» **Your task**
A word-for-word copy of the data is what's wanted, with no pictures.

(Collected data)
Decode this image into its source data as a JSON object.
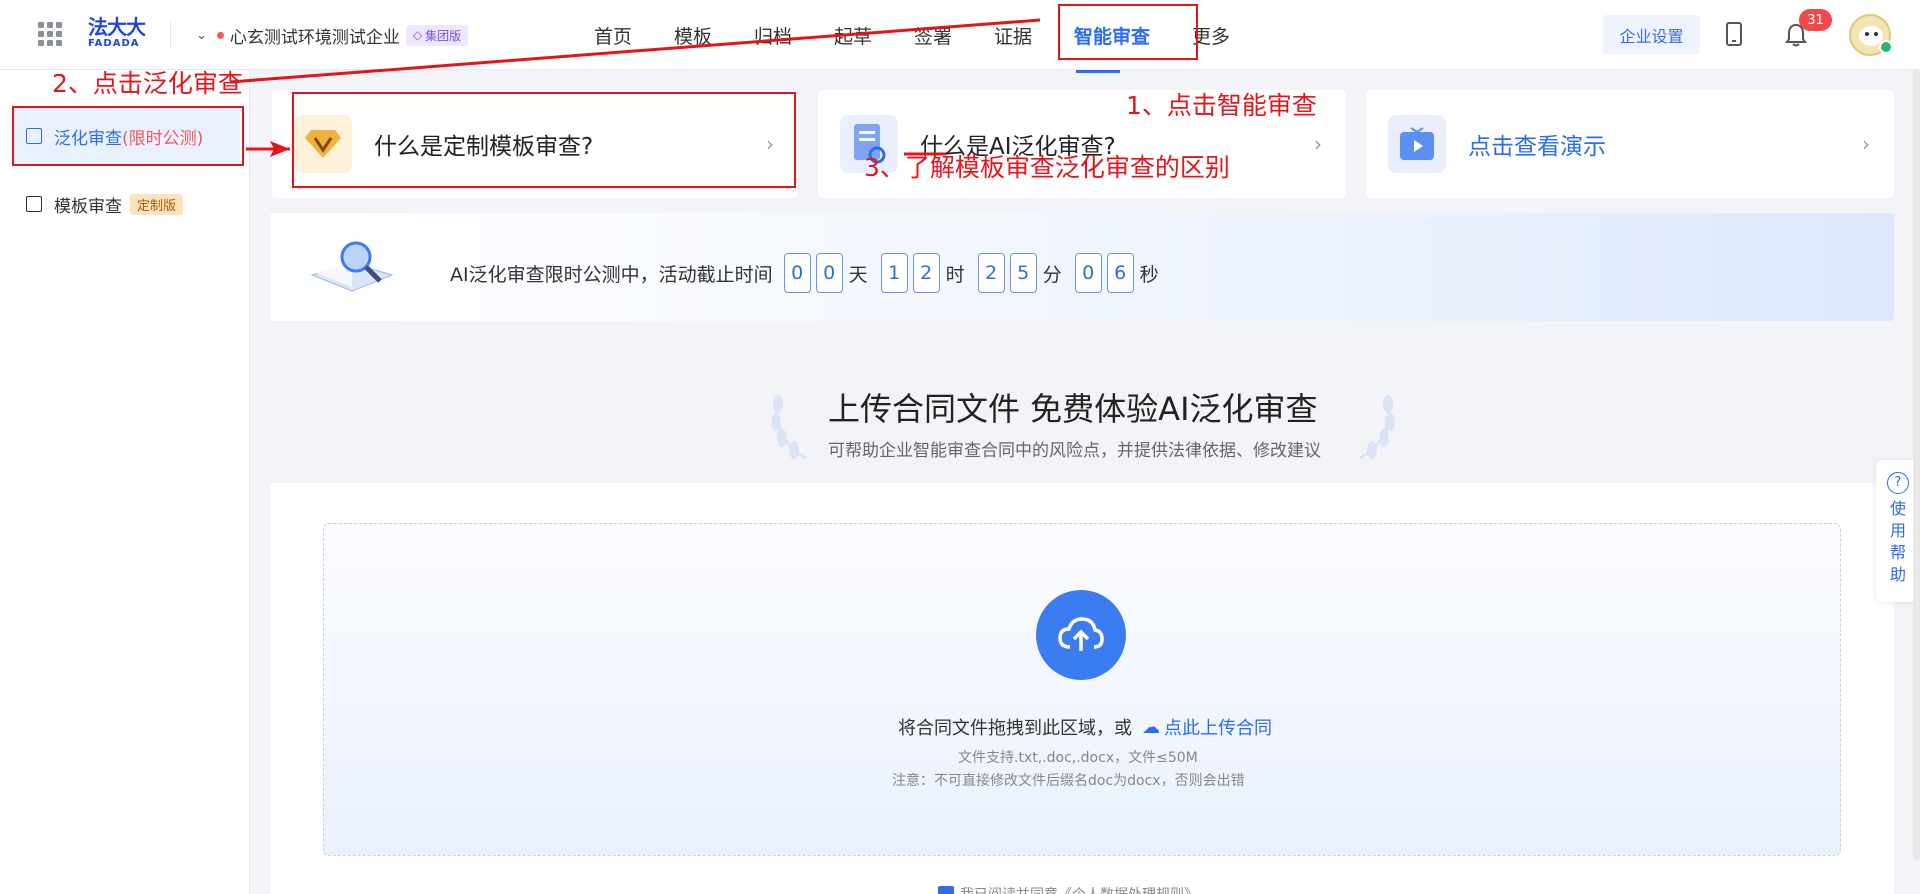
{
  "header": {
    "logo_cn": "法大大",
    "logo_en": "FADADA",
    "company_name": "心玄测试环境测试企业",
    "plan_badge": "集团版",
    "nav": [
      "首页",
      "模板",
      "归档",
      "起草",
      "签署",
      "证据",
      "智能审查",
      "更多"
    ],
    "active_nav": "智能审查",
    "enterprise_settings": "企业设置",
    "notification_count": "31"
  },
  "sidebar": {
    "items": [
      {
        "label": "泛化审查",
        "suffix": "(限时公测)",
        "active": true
      },
      {
        "label": "模板审查",
        "tag": "定制版",
        "active": false
      }
    ]
  },
  "cards": [
    {
      "title": "什么是定制模板审查?"
    },
    {
      "title": "什么是AI泛化审查?"
    },
    {
      "title": "点击查看演示"
    }
  ],
  "banner": {
    "text": "AI泛化审查限时公测中，活动截止时间",
    "countdown": {
      "days": [
        "0",
        "0"
      ],
      "day_unit": "天",
      "hours": [
        "1",
        "2"
      ],
      "hour_unit": "时",
      "minutes": [
        "2",
        "5"
      ],
      "minute_unit": "分",
      "seconds": [
        "0",
        "6"
      ],
      "second_unit": "秒"
    }
  },
  "upload": {
    "title": "上传合同文件 免费体验AI泛化审查",
    "subtitle": "可帮助企业智能审查合同中的风险点，并提供法律依据、修改建议",
    "drop_text": "将合同文件拖拽到此区域，或",
    "drop_link": "点此上传合同",
    "note_formats": "文件支持.txt,.doc,.docx，文件≤50M",
    "note_warning": "注意：不可直接修改文件后缀名doc为docx，否则会出错",
    "agree_text": "我已阅读并同意《个人数据处理规则》"
  },
  "help": {
    "label_chars": [
      "使",
      "用",
      "帮",
      "助"
    ],
    "icon": "?"
  },
  "annotations": {
    "step1": "1、点击智能审查",
    "step2": "2、点击泛化审查",
    "step3": "3、了解模板审查泛化审查的区别",
    "color": "#e5141b"
  },
  "colors": {
    "accent": "#2b6cf0",
    "annotation": "#e5141b",
    "badge": "#f0494e"
  }
}
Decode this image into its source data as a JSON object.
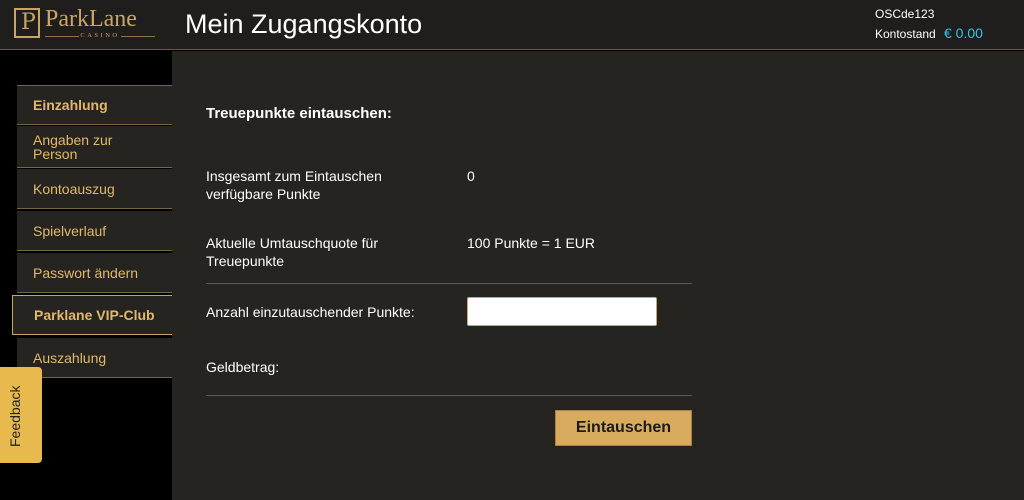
{
  "brand": {
    "name": "ParkLane",
    "sub": "CASINO",
    "monogram": "P"
  },
  "header": {
    "title": "Mein Zugangskonto",
    "user_id": "OSCde123",
    "balance_label": "Kontostand",
    "balance_value": "€ 0.00"
  },
  "sidebar": {
    "items": [
      {
        "label": "Einzahlung"
      },
      {
        "label": "Angaben zur Person"
      },
      {
        "label": "Kontoauszug"
      },
      {
        "label": "Spielverlauf"
      },
      {
        "label": "Passwort ändern"
      },
      {
        "label": "Parklane VIP-Club"
      },
      {
        "label": "Auszahlung"
      }
    ]
  },
  "feedback": {
    "label": "Feedback"
  },
  "main": {
    "section_title": "Treuepunkte eintauschen:",
    "available_label": "Insgesamt zum Eintauschen verfügbare Punkte",
    "available_value": "0",
    "rate_label": "Aktuelle Umtauschquote für Treuepunkte",
    "rate_value": "100 Punkte = 1 EUR",
    "points_label": "Anzahl einzutauschender Punkte:",
    "points_value": "",
    "amount_label": "Geldbetrag:",
    "submit_label": "Eintauschen"
  },
  "colors": {
    "accent_gold": "#c9a664",
    "nav_text": "#e3b86a",
    "balance_blue": "#38c0e8",
    "button_bg": "#d8ab5e",
    "feedback_bg": "#e8b94c"
  }
}
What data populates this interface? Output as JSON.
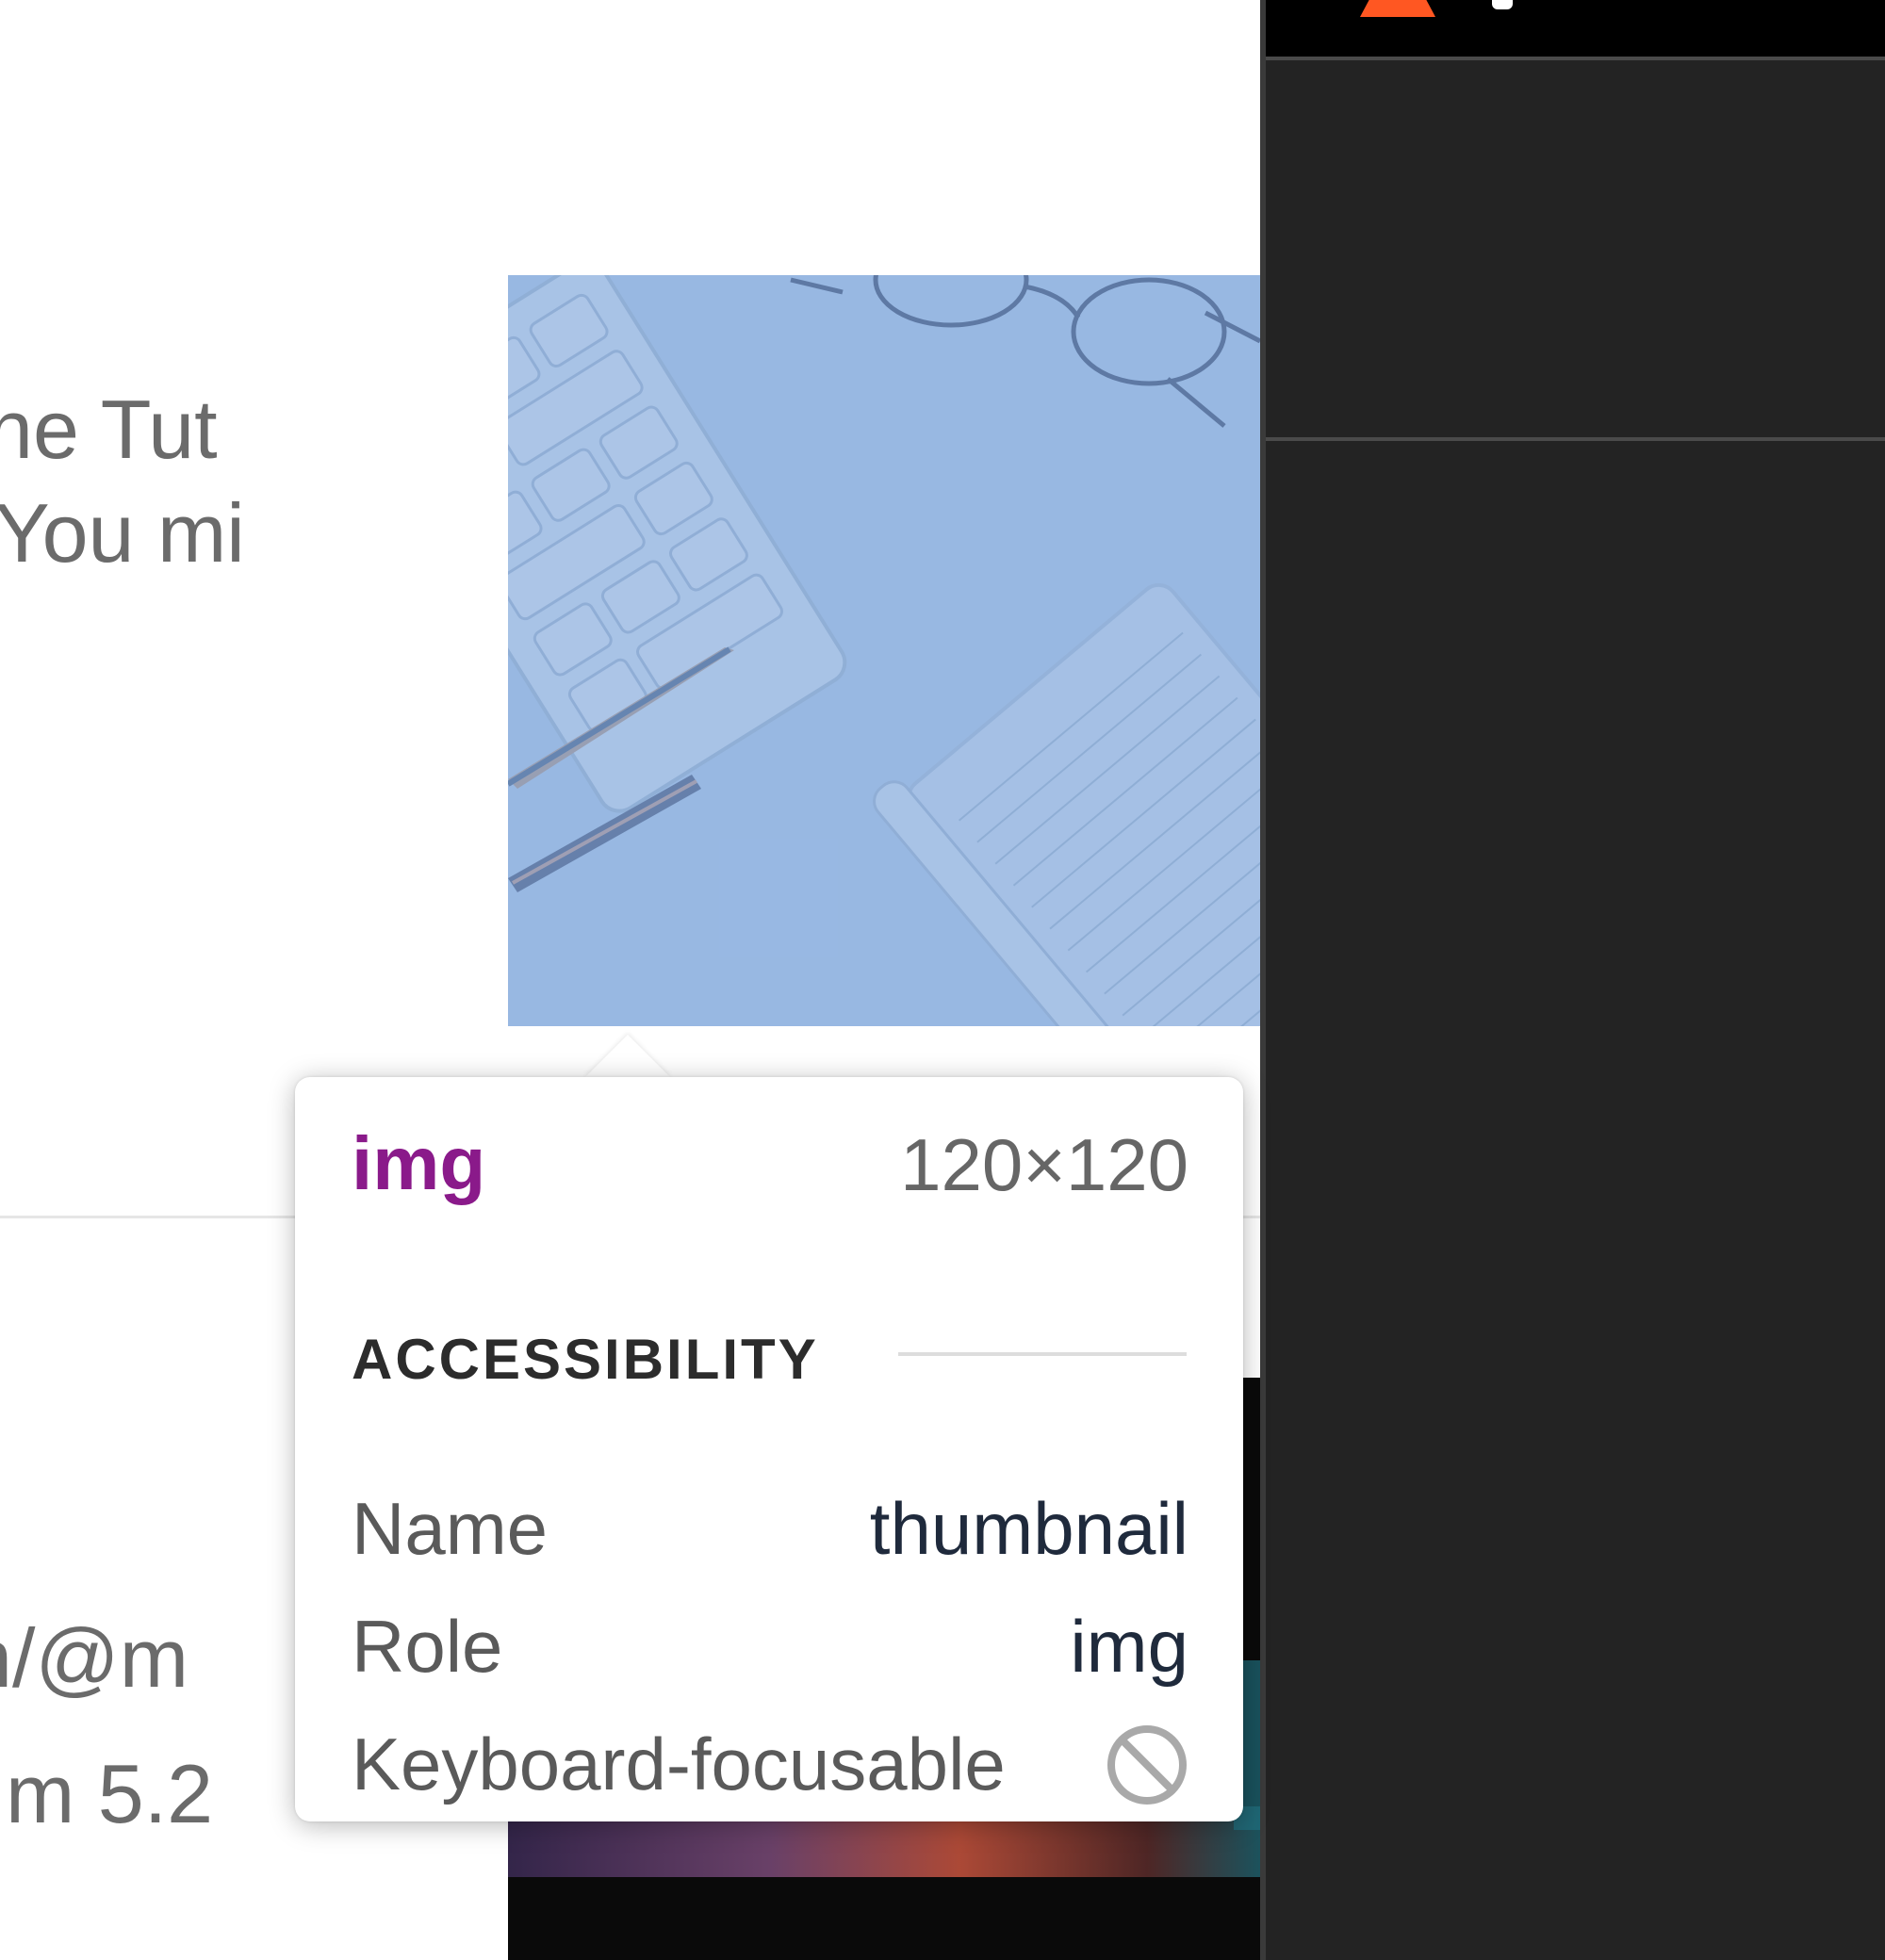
{
  "page": {
    "snippets": [
      {
        "text": "ne Tut"
      },
      {
        "text": "You mi"
      },
      {
        "text": "n/@m"
      },
      {
        "text": "m 5.2"
      }
    ]
  },
  "tooltip": {
    "tag": "img",
    "size": "120×120",
    "section_title": "ACCESSIBILITY",
    "rows": [
      {
        "key": "Name",
        "value": "thumbnail"
      },
      {
        "key": "Role",
        "value": "img"
      },
      {
        "key": "Keyboard-focusable",
        "value": "",
        "icon": "not-allowed-icon"
      }
    ]
  },
  "colors": {
    "tag": "#8a1a8a",
    "highlight_overlay": "#6f9ad6",
    "side_panel": "#232323",
    "brand_accent": "#ff5722"
  }
}
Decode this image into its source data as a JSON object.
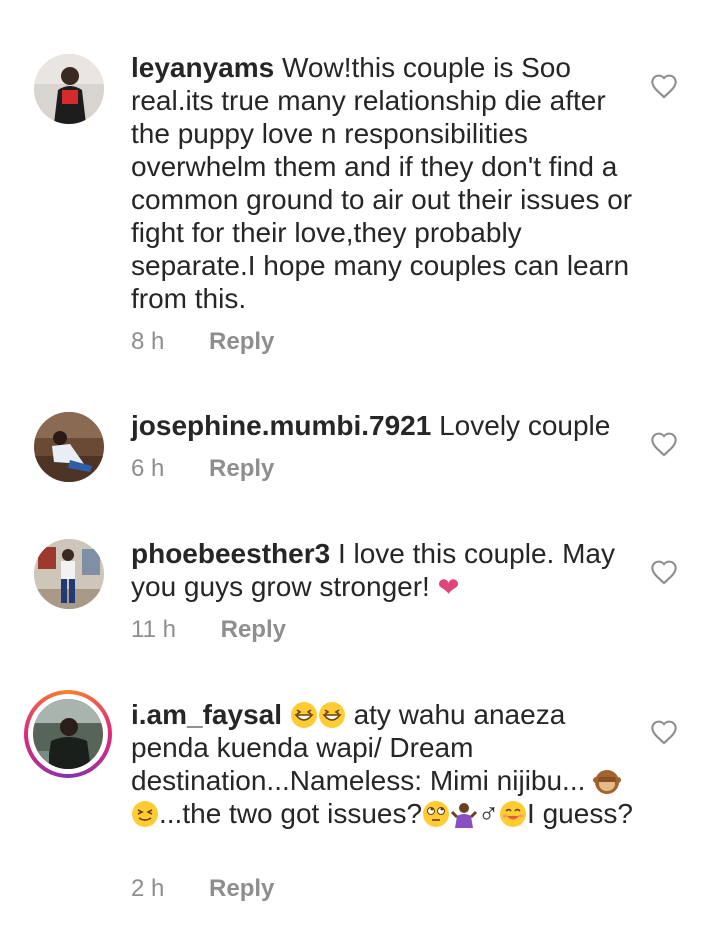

» **Solution**
Decode this image into its source data as a JSON object.
{
  "header": {
    "logo_cn": "法大大",
    "logo_en": "FADADA",
    "company_name": "心玄测试环境测试企业",
    "plan_badge": "集团版",
    "nav": [
      "首页",
      "模板",
      "归档",
      "起草",
      "签署",
      "证据",
      "智能审查",
      "更多"
    ],
    "active_nav": "智能审查",
    "enterprise_settings": "企业设置",
    "notification_count": "31"
  },
  "sidebar": {
    "items": [
      {
        "label": "泛化审查",
        "suffix": "(限时公测)",
        "active": true
      },
      {
        "label": "模板审查",
        "tag": "定制版",
        "active": false
      }
    ]
  },
  "cards": [
    {
      "title": "什么是定制模板审查?"
    },
    {
      "title": "什么是AI泛化审查?"
    },
    {
      "title": "点击查看演示"
    }
  ],
  "banner": {
    "text": "AI泛化审查限时公测中，活动截止时间",
    "countdown": {
      "days": [
        "0",
        "0"
      ],
      "day_unit": "天",
      "hours": [
        "1",
        "2"
      ],
      "hour_unit": "时",
      "minutes": [
        "2",
        "5"
      ],
      "minute_unit": "分",
      "seconds": [
        "0",
        "6"
      ],
      "second_unit": "秒"
    }
  },
  "upload": {
    "title": "上传合同文件 免费体验AI泛化审查",
    "subtitle": "可帮助企业智能审查合同中的风险点，并提供法律依据、修改建议",
    "drop_text": "将合同文件拖拽到此区域，或",
    "drop_link": "点此上传合同",
    "note_formats": "文件支持.txt,.doc,.docx，文件≤50M",
    "note_warning": "注意：不可直接修改文件后缀名doc为docx，否则会出错",
    "agree_text": "我已阅读并同意《个人数据处理规则》"
  },
  "help": {
    "label_chars": [
      "使",
      "用",
      "帮",
      "助"
    ],
    "icon": "?"
  },
  "annotations": {
    "step1": "1、点击智能审查",
    "step2": "2、点击泛化审查",
    "step3": "3、了解模板审查泛化审查的区别",
    "color": "#e5141b"
  },
  "colors": {
    "accent": "#2b6cf0",
    "annotation": "#e5141b",
    "badge": "#f0494e"
  }
}
Decode this image into its source data as a JSON object.
{
  "brand": {
    "name": "ParkLane",
    "sub": "CASINO",
    "monogram": "P"
  },
  "header": {
    "title": "Mein Zugangskonto",
    "user_id": "OSCde123",
    "balance_label": "Kontostand",
    "balance_value": "€ 0.00"
  },
  "sidebar": {
    "items": [
      {
        "label": "Einzahlung"
      },
      {
        "label": "Angaben zur Person"
      },
      {
        "label": "Kontoauszug"
      },
      {
        "label": "Spielverlauf"
      },
      {
        "label": "Passwort ändern"
      },
      {
        "label": "Parklane VIP-Club"
      },
      {
        "label": "Auszahlung"
      }
    ]
  },
  "feedback": {
    "label": "Feedback"
  },
  "main": {
    "section_title": "Treuepunkte eintauschen:",
    "available_label": "Insgesamt zum Eintauschen verfügbare Punkte",
    "available_value": "0",
    "rate_label": "Aktuelle Umtauschquote für Treuepunkte",
    "rate_value": "100 Punkte = 1 EUR",
    "points_label": "Anzahl einzutauschender Punkte:",
    "points_value": "",
    "amount_label": "Geldbetrag:",
    "submit_label": "Eintauschen"
  },
  "colors": {
    "accent_gold": "#c9a664",
    "nav_text": "#e3b86a",
    "balance_blue": "#38c0e8",
    "button_bg": "#d8ab5e",
    "feedback_bg": "#e8b94c"
  }
}
What data populates this interface? Output as JSON.
{
  "page": {
    "snippets": [
      {
        "text": "ne Tut"
      },
      {
        "text": "You mi"
      },
      {
        "text": "n/@m"
      },
      {
        "text": "m 5.2"
      }
    ]
  },
  "tooltip": {
    "tag": "img",
    "size": "120×120",
    "section_title": "ACCESSIBILITY",
    "rows": [
      {
        "key": "Name",
        "value": "thumbnail"
      },
      {
        "key": "Role",
        "value": "img"
      },
      {
        "key": "Keyboard-focusable",
        "value": "",
        "icon": "not-allowed-icon"
      }
    ]
  },
  "colors": {
    "tag": "#8a1a8a",
    "highlight_overlay": "#6f9ad6",
    "side_panel": "#232323",
    "brand_accent": "#ff5722"
  }
}
Decode this image into its source data as a JSON object.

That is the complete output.